#### EXERCISE DESCRIPTION:
Reproduce the records below exactly; the images should not appear.

(Excerpts from an interface dataset)
+ + +
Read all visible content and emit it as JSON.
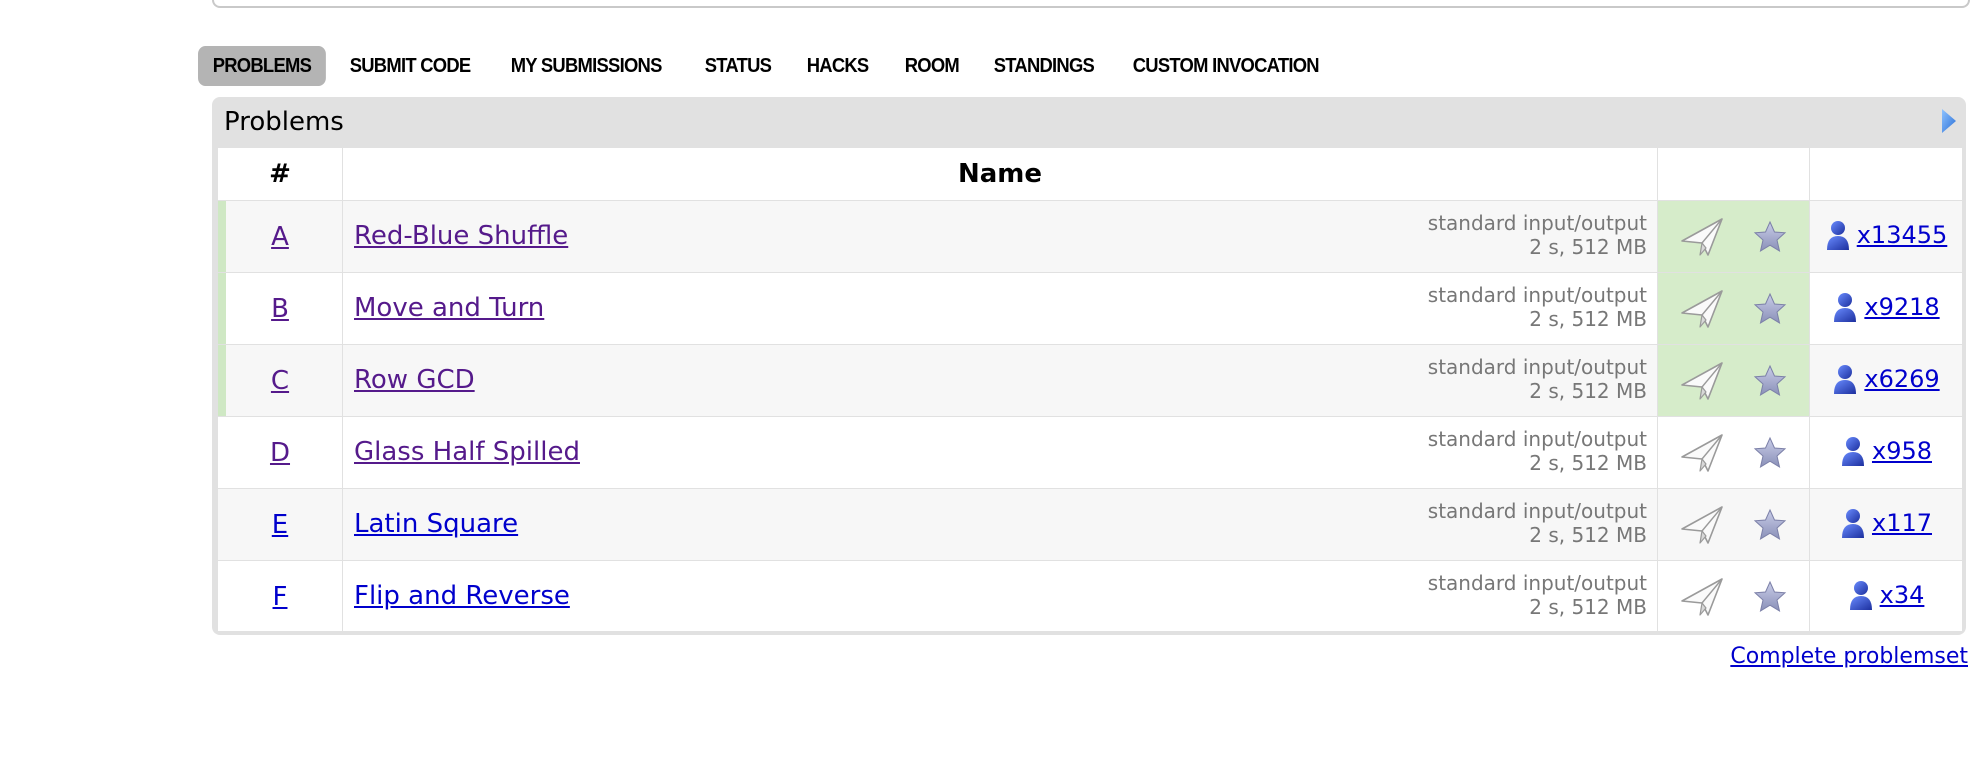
{
  "tabs": [
    {
      "label": "PROBLEMS",
      "active": true
    },
    {
      "label": "SUBMIT CODE",
      "active": false
    },
    {
      "label": "MY SUBMISSIONS",
      "active": false
    },
    {
      "label": "STATUS",
      "active": false
    },
    {
      "label": "HACKS",
      "active": false
    },
    {
      "label": "ROOM",
      "active": false
    },
    {
      "label": "STANDINGS",
      "active": false
    },
    {
      "label": "CUSTOM INVOCATION",
      "active": false
    }
  ],
  "panel": {
    "title": "Problems",
    "columns": {
      "index": "#",
      "name": "Name"
    }
  },
  "problems": [
    {
      "index": "A",
      "name": "Red-Blue Shuffle",
      "io": "standard input/output",
      "limits": "2 s, 512 MB",
      "solved": "x13455",
      "accepted": true,
      "visited": true
    },
    {
      "index": "B",
      "name": "Move and Turn",
      "io": "standard input/output",
      "limits": "2 s, 512 MB",
      "solved": "x9218",
      "accepted": true,
      "visited": true
    },
    {
      "index": "C",
      "name": "Row GCD",
      "io": "standard input/output",
      "limits": "2 s, 512 MB",
      "solved": "x6269",
      "accepted": true,
      "visited": true
    },
    {
      "index": "D",
      "name": "Glass Half Spilled",
      "io": "standard input/output",
      "limits": "2 s, 512 MB",
      "solved": "x958",
      "accepted": false,
      "visited": true
    },
    {
      "index": "E",
      "name": "Latin Square",
      "io": "standard input/output",
      "limits": "2 s, 512 MB",
      "solved": "x117",
      "accepted": false,
      "visited": false
    },
    {
      "index": "F",
      "name": "Flip and Reverse",
      "io": "standard input/output",
      "limits": "2 s, 512 MB",
      "solved": "x34",
      "accepted": false,
      "visited": false
    }
  ],
  "icons": {
    "submit": "send-icon",
    "favourite": "star-icon",
    "solvers": "user-icon",
    "collapse": "arrow-right-icon"
  },
  "footer": {
    "complete_link": "Complete problemset"
  },
  "colors": {
    "accepted_bg": "#d6ecca",
    "link": "#0000cc",
    "visited_link": "#551a8b"
  }
}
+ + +
#### THE ANSWER:
Read all visible content and emit it as JSON.
{
  "tabs": [
    {
      "label": "PROBLEMS",
      "active": true
    },
    {
      "label": "SUBMIT CODE",
      "active": false
    },
    {
      "label": "MY SUBMISSIONS",
      "active": false
    },
    {
      "label": "STATUS",
      "active": false
    },
    {
      "label": "HACKS",
      "active": false
    },
    {
      "label": "ROOM",
      "active": false
    },
    {
      "label": "STANDINGS",
      "active": false
    },
    {
      "label": "CUSTOM INVOCATION",
      "active": false
    }
  ],
  "panel": {
    "title": "Problems",
    "columns": {
      "index": "#",
      "name": "Name"
    }
  },
  "problems": [
    {
      "index": "A",
      "name": "Red-Blue Shuffle",
      "io": "standard input/output",
      "limits": "2 s, 512 MB",
      "solved": "x13455",
      "accepted": true,
      "visited": true
    },
    {
      "index": "B",
      "name": "Move and Turn",
      "io": "standard input/output",
      "limits": "2 s, 512 MB",
      "solved": "x9218",
      "accepted": true,
      "visited": true
    },
    {
      "index": "C",
      "name": "Row GCD",
      "io": "standard input/output",
      "limits": "2 s, 512 MB",
      "solved": "x6269",
      "accepted": true,
      "visited": true
    },
    {
      "index": "D",
      "name": "Glass Half Spilled",
      "io": "standard input/output",
      "limits": "2 s, 512 MB",
      "solved": "x958",
      "accepted": false,
      "visited": true
    },
    {
      "index": "E",
      "name": "Latin Square",
      "io": "standard input/output",
      "limits": "2 s, 512 MB",
      "solved": "x117",
      "accepted": false,
      "visited": false
    },
    {
      "index": "F",
      "name": "Flip and Reverse",
      "io": "standard input/output",
      "limits": "2 s, 512 MB",
      "solved": "x34",
      "accepted": false,
      "visited": false
    }
  ],
  "icons": {
    "submit": "send-icon",
    "favourite": "star-icon",
    "solvers": "user-icon",
    "collapse": "arrow-right-icon"
  },
  "footer": {
    "complete_link": "Complete problemset"
  },
  "colors": {
    "accepted_bg": "#d6ecca",
    "link": "#0000cc",
    "visited_link": "#551a8b"
  }
}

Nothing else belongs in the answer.